Hazardous trees and branches can cause significant damage to gardens and landscapes. Damage from trees can be minimized in winter by thoroughly inspecting plants, and addressing any hazards that are present. The following examines the benefits of performing tree and branch removals in winter.
Pruning Defective Branches
Winter is one of the most ideal periods for pruning trees. In winter, many trees shed their leaves or needles, making it easier to identify branch defects. Trees with decayed sections of the trunk, or damaged limbs often succumb to heavy winds and inclement weather. Branches that are located close to a roof can allow snow or rain to leak into the attic. This often promotes the formation of mold and mildew. Exposure to rain or snow may also result in extensive wood rot. Dead or diseased branches can incur breakages from snow or ice loading. If situated near a power line, or another utility, falling branches can strip live wires, and create electrical fires.

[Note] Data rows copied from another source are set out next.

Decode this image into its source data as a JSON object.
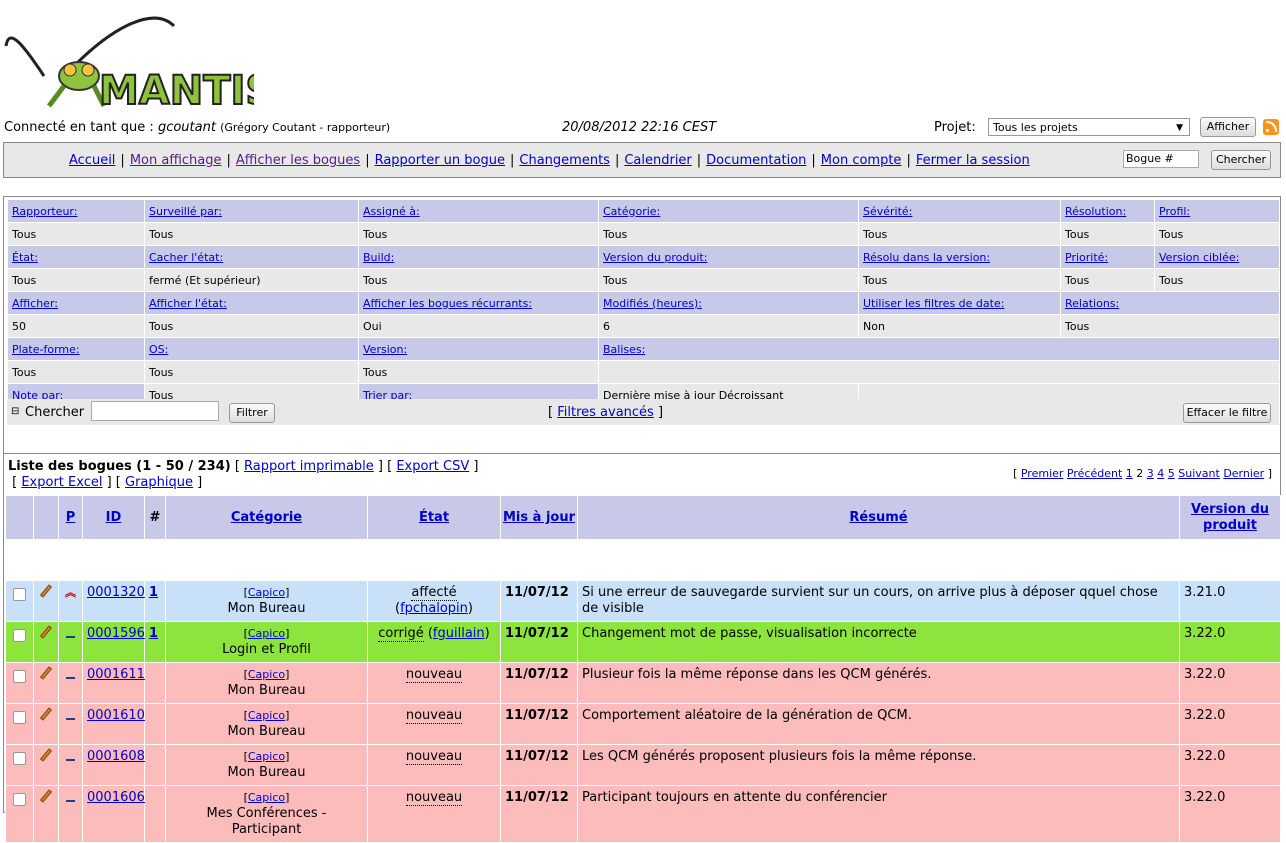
{
  "header": {
    "logo_text": "MANTIS",
    "login_prefix": "Connecté en tant que :",
    "username": "gcoutant",
    "user_detail": "(Grégory Coutant - rapporteur)",
    "datetime": "20/08/2012 22:16 CEST",
    "project_label": "Projet:",
    "project_value": "Tous les projets",
    "project_button": "Afficher"
  },
  "menu": {
    "items": [
      "Accueil",
      "Mon affichage",
      "Afficher les bogues",
      "Rapporter un bogue",
      "Changements",
      "Calendrier",
      "Documentation",
      "Mon compte",
      "Fermer la session"
    ],
    "bug_input_value": "Bogue #",
    "search_button": "Chercher"
  },
  "filters": {
    "rows": [
      {
        "headers": [
          "Rapporteur:",
          "Surveillé par:",
          "Assigné à:",
          "Catégorie:",
          "Sévérité:",
          "Résolution:",
          "Profil:"
        ],
        "values": [
          "Tous",
          "Tous",
          "Tous",
          "Tous",
          "Tous",
          "Tous",
          "Tous"
        ]
      },
      {
        "headers": [
          "État:",
          "Cacher l'état:",
          "Build:",
          "Version du produit:",
          "Résolu dans la version:",
          "Priorité:",
          "Version ciblée:"
        ],
        "values": [
          "Tous",
          "fermé (Et supérieur)",
          "Tous",
          "Tous",
          "Tous",
          "Tous",
          "Tous"
        ]
      },
      {
        "headers": [
          "Afficher:",
          "Afficher l'état:",
          "Afficher les bogues récurrants:",
          "Modifiés (heures):",
          "Utiliser les filtres de date:",
          "Relations:",
          ""
        ],
        "values": [
          "50",
          "Tous",
          "Oui",
          "6",
          "Non",
          "Tous",
          ""
        ]
      },
      {
        "headers": [
          "Plate-forme:",
          "OS:",
          "Version:",
          "Balises:",
          "",
          "",
          ""
        ],
        "values": [
          "Tous",
          "Tous",
          "Tous",
          "",
          "",
          "",
          ""
        ]
      },
      {
        "headers": [
          "Note par:",
          "Tous",
          "Trier par:",
          "Dernière mise à jour Décroissant",
          "",
          "",
          ""
        ]
      }
    ],
    "search_label": "Chercher",
    "filter_button": "Filtrer",
    "advanced_link": "Filtres avancés",
    "clear_button": "Effacer le filtre"
  },
  "buglist": {
    "title": "Liste des bogues (1 - 50 / 234)",
    "link_print": "Rapport imprimable",
    "link_csv": "Export CSV",
    "link_excel": "Export Excel",
    "link_graph": "Graphique",
    "pager": {
      "first": "Premier",
      "prev": "Précédent",
      "pages": [
        "1",
        "2",
        "3",
        "4",
        "5"
      ],
      "current": "2",
      "next": "Suivant",
      "last": "Dernier"
    },
    "columns": [
      "P",
      "ID",
      "#",
      "Catégorie",
      "État",
      "Mis à jour",
      "Résumé",
      "Version du produit"
    ],
    "rows": [
      {
        "color": "#c8e0f8",
        "priority": "high",
        "id": "0001320",
        "notes": "1",
        "project": "[Capico]",
        "category": "Mon Bureau",
        "status": "affecté",
        "handler": "fpchalopin",
        "updated": "11/07/12",
        "summary": "Si une erreur de sauvegarde survient sur un cours, on arrive plus à déposer qquel chose de visible",
        "version": "3.21.0"
      },
      {
        "color": "#8ce43c",
        "priority": "normal",
        "id": "0001596",
        "notes": "1",
        "project": "[Capico]",
        "category": "Login et Profil",
        "status": "corrigé",
        "handler": "fguillain",
        "updated": "11/07/12",
        "summary": "Changement mot de passe, visualisation incorrecte",
        "version": "3.22.0"
      },
      {
        "color": "#fcbcbc",
        "priority": "normal",
        "id": "0001611",
        "notes": "",
        "project": "[Capico]",
        "category": "Mon Bureau",
        "status": "nouveau",
        "handler": "",
        "updated": "11/07/12",
        "summary": "Plusieur fois la même réponse dans les QCM générés.",
        "version": "3.22.0"
      },
      {
        "color": "#fcbcbc",
        "priority": "normal",
        "id": "0001610",
        "notes": "",
        "project": "[Capico]",
        "category": "Mon Bureau",
        "status": "nouveau",
        "handler": "",
        "updated": "11/07/12",
        "summary": "Comportement aléatoire de la génération de QCM.",
        "version": "3.22.0"
      },
      {
        "color": "#fcbcbc",
        "priority": "normal",
        "id": "0001608",
        "notes": "",
        "project": "[Capico]",
        "category": "Mon Bureau",
        "status": "nouveau",
        "handler": "",
        "updated": "11/07/12",
        "summary": "Les QCM générés proposent plusieurs fois la même réponse.",
        "version": "3.22.0"
      },
      {
        "color": "#fcbcbc",
        "priority": "normal",
        "id": "0001606",
        "notes": "",
        "project": "[Capico]",
        "category": "Mes Conférences - Participant",
        "status": "nouveau",
        "handler": "",
        "updated": "11/07/12",
        "summary": "Participant toujours en attente du conférencier",
        "version": "3.22.0"
      }
    ]
  }
}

Damaged branches, and dead sections of the tree should be carefully removed. This will improve tree vigor, and encourage the development of healthy branches. Proper pruning will also prevent trees from becoming overgrown. Branches must be periodically separated in order to promote sun exposure, and improve air circulation throughout the tree’s crown.
Limit Disease Transmission
Many disease pathogens are inactive during winter. When a tree or branch has been infected, and must be removed, the cold climate will reduce or eliminate the potential for other trees to become infected. Removing an infected tree in winter will also prevent outbreaks from occurring during the growing season.
Deter Insect Infestations
Many insects become dormant in winter. As such, infested trees may be removed during this period without disturbing the insects. Culling infested trees in winter will help to prevent outbreaks during the growing season, salvaging nearby trees. If a removal is performed when the insects are active, it often encourages them to migrate to other trees, creating additional infestations.
Maintaining a Clean Landscape
In winter, when a tree or branch removal is conducted, the lack of foliage on many plants reduces the amount of leaf or needle litter created during the extraction. The frigid climate also renders the ground frozen, enabling it to better withstand the weight of heavy equipment.
Correcting Winter Storm Damage
Trees may incur significant damage from snow or ice storms. Extensive damage to the crown can necessitate the tree’s removal. Cracks, and other structural defects should be promptly corrected. When neglected, a tree can become stressed, and decline. Trees that are structurally weakened are more prone to collapsing during snow or ice storms.